Most senior executives have embraced the idea that companies with diverse and inclusive workforces — particularly at the management and executive levels — tend to outperform their more homogenous competitors on financial performance, talent retention and overall employee morale.
However, studies show that relatively few CEOs, chief financial officers and other top-level business leaders actively drive performance in corporate diversity programs.
A study released last month by the Los Angeles-based Korn/Ferry Institute found that while 96% of senior executives polled said workforce diversity can improve business results and employee engagement, only 72% directed their organization to implement a formal diversity strategy or program.
“The senior executive has to play a huge role in setting the expectations (for diversity programs), and it's only after that when you can start to execute on that,” said Chris Maleno, Philadelphia-based division president of Ace USA.
To begin with, experts said senior executives bear the responsibility of establishing a corporate culture that values inclusion and diversity of thought at all operational levels, including talent management, advertising and brand management, client and customer relations, and supplier agreements.
“Diversity has to be seen internally and externally as part of the organizational DNA,” said Shirley Davis Sheppard, Alexandria, Va.-based vice president of global diversity, inclusion and workforce flexibility for the Society for Human Resource Management. “It can't be seen as just a program you put in place.
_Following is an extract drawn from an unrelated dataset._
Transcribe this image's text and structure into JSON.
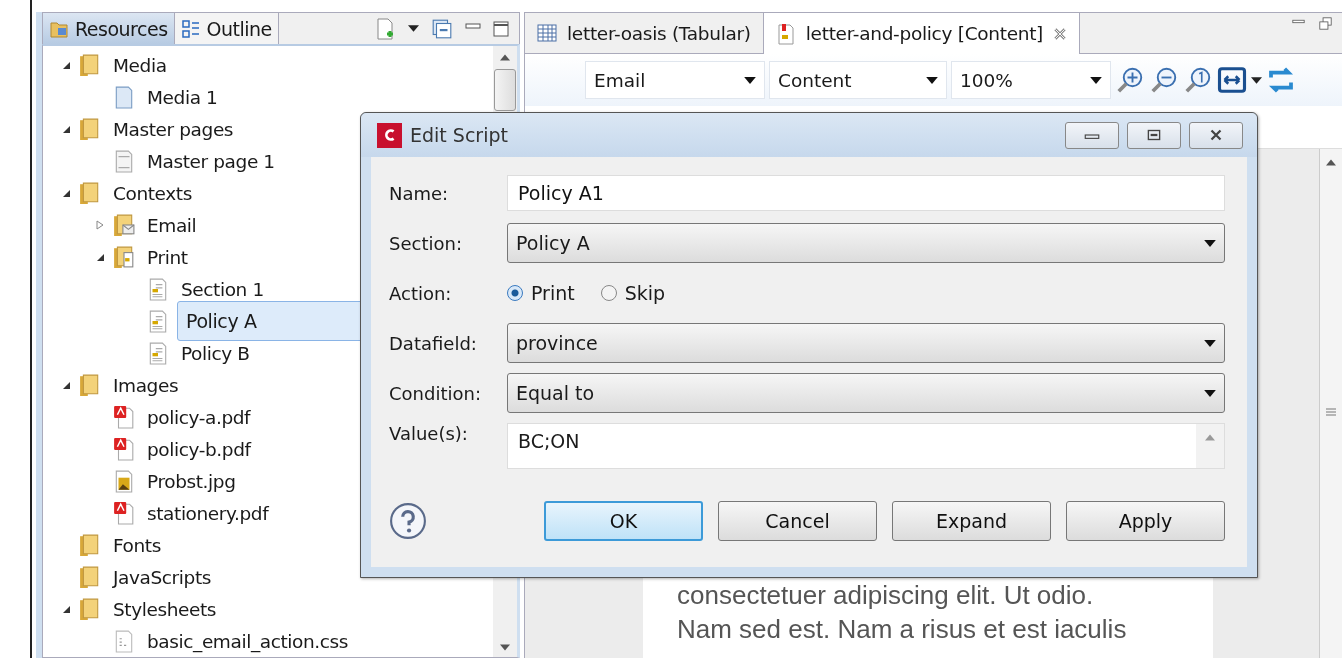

It has to be woven into the operational fabric of your company, not just a human resources initiative.”
At the operational level, experts outlined several steps senior corporate leaders can take to drive greater inclusion of women and minorities in their managerial and executive spheres.
One particularly effective method to reinforce the importance of diversity, experts said, is incorporating such benchmarks in managers' and executives' performance appraisals and compensation structures.
“Tactically, CEOs get to approve a lot of things within their organizations that specifically and concretely affect your culture and your programs,” said David North, Memphis, Tenn.-based president and CEO of Sedgwick Claims Management Services Inc. “You have to have institutional ways to make sure that unintentional discrimination doesn't occur, and we have the power to put those programs in place.”
Only 52% of executives said their companies' management reviews included diversity as a measure of effectiveness, and only 23% said diversity goals factored into their own compensation structures as of August of this year, according to the Korn/Ferry Institute's report.
Additionally, when employers have established diversity councils or committees within their organization, experts said it is critical senior executives make a visible effort to participate in those groups as a symbolic gesture of support for their efforts, if not to take an active role in steering their activities.
According to a March study by Calvert Investment Management Inc., seven of 10 companies on the Standard & Poor's list of the 100 largest U.S.-based firms have established diversity councils, but only 56 CEOs participate in them.
“Whatever we're doing today, the facts prove that it's not enough,” Mr. North said. “CEOs do fundamentally believe that (diversity) is an important thing to pursue; but in spite of that belief, meritocracy by itself is not working very well. We have to go further than saying that we're just going to let the best people move forward.”
Predictably, experts said, the lack of engagement in diversity programming among CEOs and other corporate leaders is reflected most sharply in the consistently paltry representation of women and minorities occupying senior leadership roles. According to the most recent examination of U.S. workforce demographics by the U.S. Bureau of Labor Statistics, less than 25% of chief executive positions were held by women in 2012.
Racial and ethnic minorities have fared even worse. Just 3.7% of U.S. CEOs were black, 4.2% were Asian and 4.7% were Hispanic in 2012.
“From a corporate perspective, that represents a huge loss in resources,” said Meryle Mahrer Kaplan, New York-based senior vice president at Catalyst Inc., referring specifically to the dearth of women in senior corporate leadership roles. “I look at this and I see lousy talent stewardship.”